Analytics Code

Saturday, October 16, 2010

Personal Finance Software: Mint versus Quicken rematch or Quicken Personal Finance Software? has been sending me emails again -- very tempting emails that outline my personal finance situation for the past week.  This is a handy summary that hooked me into a long time ago.  Right into your email box comes a note that tells you how much you spent on food last week and points out that your car insurance is too high: with a link to quotes for a cheaper rate.   I love the website interface and frankly, the cool green mint color is so clean and groovy.  A nice distraction from the sometimes mundane world of personal finance management. 

I reeived the email based on a re-try of the software I engaged in a few months ago.    And after linking a ton of accounts to, with great anticipation that this new upgrade of the software would make the big green Mint finally work for me, I gave up and threw in the towel.  I STILL can't get my ING Direct accounts to load into the program.  Really?  Seriously?  With nine different ING accounts that are critically important to my savings and cash flow management system, it just didn't make sense to try again.

By using Quicken and combining it with Neobudget (for micro-cash management a la the classic envelope method), I've got the full suite.  Sorry Mint.  Keep those upgrades coming and those email reminders coming, though.  I suspect the fine folks in the IT department will have this solved soon.

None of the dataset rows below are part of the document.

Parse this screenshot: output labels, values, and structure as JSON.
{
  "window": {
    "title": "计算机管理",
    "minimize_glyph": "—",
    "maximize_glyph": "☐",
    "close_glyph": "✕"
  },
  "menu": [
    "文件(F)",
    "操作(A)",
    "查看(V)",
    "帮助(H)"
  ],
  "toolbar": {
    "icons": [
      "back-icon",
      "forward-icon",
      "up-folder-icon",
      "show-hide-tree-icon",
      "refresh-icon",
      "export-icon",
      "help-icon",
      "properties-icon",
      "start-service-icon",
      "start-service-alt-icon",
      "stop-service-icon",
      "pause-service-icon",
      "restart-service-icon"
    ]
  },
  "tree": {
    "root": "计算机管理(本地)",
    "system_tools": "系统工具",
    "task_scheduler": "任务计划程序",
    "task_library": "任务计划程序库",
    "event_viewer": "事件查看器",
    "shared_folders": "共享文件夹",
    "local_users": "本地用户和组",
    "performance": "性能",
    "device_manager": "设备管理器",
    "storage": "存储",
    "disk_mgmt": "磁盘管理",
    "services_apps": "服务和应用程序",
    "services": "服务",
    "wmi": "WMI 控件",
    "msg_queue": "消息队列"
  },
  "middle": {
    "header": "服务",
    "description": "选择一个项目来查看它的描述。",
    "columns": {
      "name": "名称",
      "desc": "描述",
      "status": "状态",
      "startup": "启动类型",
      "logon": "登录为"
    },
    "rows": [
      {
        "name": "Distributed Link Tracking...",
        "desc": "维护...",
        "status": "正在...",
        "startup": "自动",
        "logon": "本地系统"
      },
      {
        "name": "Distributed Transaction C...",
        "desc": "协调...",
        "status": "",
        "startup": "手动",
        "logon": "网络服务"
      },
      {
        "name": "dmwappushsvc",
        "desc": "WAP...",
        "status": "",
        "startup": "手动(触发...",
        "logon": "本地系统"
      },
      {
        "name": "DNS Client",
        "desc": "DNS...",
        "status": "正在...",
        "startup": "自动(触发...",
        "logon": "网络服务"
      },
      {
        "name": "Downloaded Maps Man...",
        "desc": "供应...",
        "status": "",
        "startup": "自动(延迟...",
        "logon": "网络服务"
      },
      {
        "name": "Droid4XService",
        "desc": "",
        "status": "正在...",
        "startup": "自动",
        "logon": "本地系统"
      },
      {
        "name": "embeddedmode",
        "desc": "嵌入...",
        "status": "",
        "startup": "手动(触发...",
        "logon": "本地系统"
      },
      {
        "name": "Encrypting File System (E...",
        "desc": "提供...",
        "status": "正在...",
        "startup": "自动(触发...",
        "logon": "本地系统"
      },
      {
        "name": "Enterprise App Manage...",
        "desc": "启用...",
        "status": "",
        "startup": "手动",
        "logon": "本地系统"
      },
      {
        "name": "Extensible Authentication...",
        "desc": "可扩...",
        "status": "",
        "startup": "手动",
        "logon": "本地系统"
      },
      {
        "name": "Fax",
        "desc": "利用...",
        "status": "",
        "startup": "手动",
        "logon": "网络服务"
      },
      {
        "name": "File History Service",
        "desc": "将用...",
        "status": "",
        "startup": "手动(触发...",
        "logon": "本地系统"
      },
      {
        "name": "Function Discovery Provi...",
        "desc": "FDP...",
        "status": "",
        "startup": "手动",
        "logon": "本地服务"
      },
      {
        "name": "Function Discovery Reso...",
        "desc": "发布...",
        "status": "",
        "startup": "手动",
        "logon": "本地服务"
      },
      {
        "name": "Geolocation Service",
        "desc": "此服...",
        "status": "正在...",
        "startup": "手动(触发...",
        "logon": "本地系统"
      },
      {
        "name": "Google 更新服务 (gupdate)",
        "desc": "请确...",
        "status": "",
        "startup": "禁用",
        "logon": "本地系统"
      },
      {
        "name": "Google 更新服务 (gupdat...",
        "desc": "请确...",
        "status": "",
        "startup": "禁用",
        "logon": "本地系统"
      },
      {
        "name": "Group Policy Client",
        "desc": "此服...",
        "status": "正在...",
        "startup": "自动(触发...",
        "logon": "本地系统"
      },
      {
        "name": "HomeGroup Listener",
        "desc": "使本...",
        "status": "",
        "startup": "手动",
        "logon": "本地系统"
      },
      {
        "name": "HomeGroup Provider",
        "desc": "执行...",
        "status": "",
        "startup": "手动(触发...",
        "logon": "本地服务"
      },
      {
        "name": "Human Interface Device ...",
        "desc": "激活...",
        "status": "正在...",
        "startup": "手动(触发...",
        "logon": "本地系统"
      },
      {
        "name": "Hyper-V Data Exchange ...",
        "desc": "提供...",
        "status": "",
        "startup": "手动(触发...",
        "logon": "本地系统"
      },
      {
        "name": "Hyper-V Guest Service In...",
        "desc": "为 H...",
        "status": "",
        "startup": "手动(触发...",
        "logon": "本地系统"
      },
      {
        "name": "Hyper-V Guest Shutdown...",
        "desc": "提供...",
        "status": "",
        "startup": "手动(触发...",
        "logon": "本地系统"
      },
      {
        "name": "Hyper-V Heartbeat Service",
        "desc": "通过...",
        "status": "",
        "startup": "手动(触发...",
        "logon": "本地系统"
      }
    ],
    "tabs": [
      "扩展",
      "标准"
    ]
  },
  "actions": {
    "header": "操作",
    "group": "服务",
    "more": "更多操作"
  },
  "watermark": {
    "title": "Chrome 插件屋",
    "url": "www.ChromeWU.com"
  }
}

Other posts on this topic:

Thursday, October 14, 2010

It’s A Wonderful Life. Save a Little.

I don’t think it’s a coincidence that the main character in the movie “It’s a Wonderful Life” is a banker. Okay, so he’s a poor, failed banker. That’s true enough. And the bad guy is a rich, miserly banker.

One of the many messages I hear in the movie is that it’s the little things that make up the purpose of your life. It’s not a huge act that you commit one afternoon. With a bang. Accompanied by white lightening. In front of a arrow that points to a sign that says “oh! This is why I was born!”

Rather it’s the smaller acts of kindness that ripple on without us knowing where they go or how far. Money is a little like that. You never know how much good you could be doing with spending that $10 in just the right way.

Saving that $10 for tomorrow or the next day just gives you more choices that you will exercise later. You will spend it eventually. It will either go to the mortgage, or it will go to your heirs. Or to a latte that might make the day better. Or a gift that might make a friend or a stranger’s day. Or to paying off a student loans. Or it will go to your favorite charity.

That’s why we try not to spend it on things that don’t matter. Because it is a wonderful life. And money can be our ticket to the next great memory.